Do you have capital to put to work? There is no better way in an uncertain market than to use dollar cost averaging.
What is dollar cost averaging you may ask?
According to Investopedia, Dollar-cost averaging (DCA) is an investment strategy in which an investor divides up the total amount to be invested across periodic purchases of a target asset in an effort to reduce the impact of volatility on the overall purchase. The purchases occur regardless of the asset's price and at regular intervals.
Here is a graphic example, courtesy of Binance:
With dollar cost averaging in green, regular investments are made without regard to price at the time. Generally, as the example above shows, some purchases are at higher prices and some a lower prices in a volatile market.
The idea is to take the risk out of investing a single lump sum and being wrong on the timing, but instead letting time and the ability to purchase at differing price/cost levels be your diversifier.
With single lump sums, if your timing is off, you can cost yourself money in a tough market, like the one we are in now as price moves below your entry price/cost. Dollar cost averaging helps you avoid this risk.
Alternatively, in a fast-rising market, dollar cost averaging can cost you money as you buy at progressively higher levels vs. an early single lump sum. Although this is certainly a risk, the problem is that very few people have a crystal ball and get their market predictions correct even some of the time.
As many of you may know, we are more active in how we manage portfolios and feel we have some insight into markets via our work. However, we rarely will be put a lump sum to work without averaging into positions over time because market forecasting is just so tough, especially in the short term.
As an example, I have been expecting another bear market bounce as I am writing this post based both on market technicals and an overly negative investor sentiment, however, here we are a few trading days later with some indexes below their March low and others hanging on by a thread. Who could possibly forecast where markets go from here in the short-term, especially with Federal Reserve Meetings on the horizon?
When is the best time to use Dollar Cost Averaging? The easy answer is any market, but we find it most helpful in volatile sideways or declining markets.
Here is why. First, you are buying shares at lower and lower costs vs. a higher cost had you done a single lump sum. You are essentially averaging down, and history tells us there is a market bottom eventually.
Second, a stock market downturn produces a kind of “clearance sale” environment. Envision the markets as a department store, with signs everywhere announcing 20% to 40% off. You have a chance to buy into some top-quality companies “on sale.” As a consequence of dollar cost averaging, you can now buy in at a lower price, obtaining more shares for your money.
Finally, when the markets eventually turn up, these extra low-cost shares really supercharge the recovery of your overall portfolio vs. waiting to buy when it is clear that coast is clear.

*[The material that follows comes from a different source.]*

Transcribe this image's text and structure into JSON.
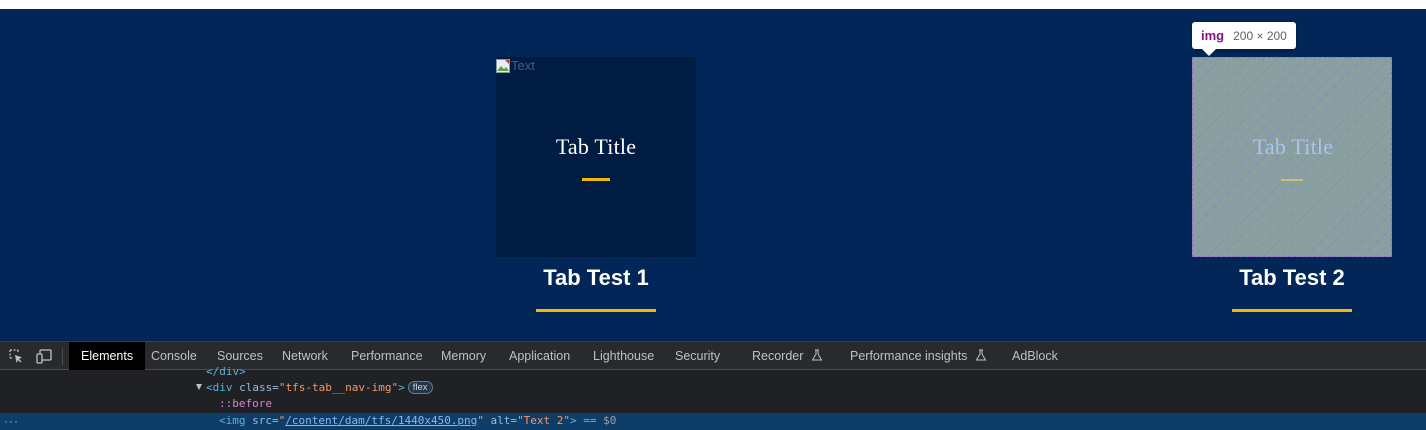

Dollar cost averaging is just one of the tools we use for clients in tough markets, like this one. We also employ hedging and tactical trading in some portfolios and the oldest strategy of them all in many portfolios, raising cash.
If your advisor is not adding as much value as he seemed to be just last year, why don’t you reach out to us for a free portfolio review?
I can tell you that our clients are not ringing the phone off our hook in this volatile Bear Market!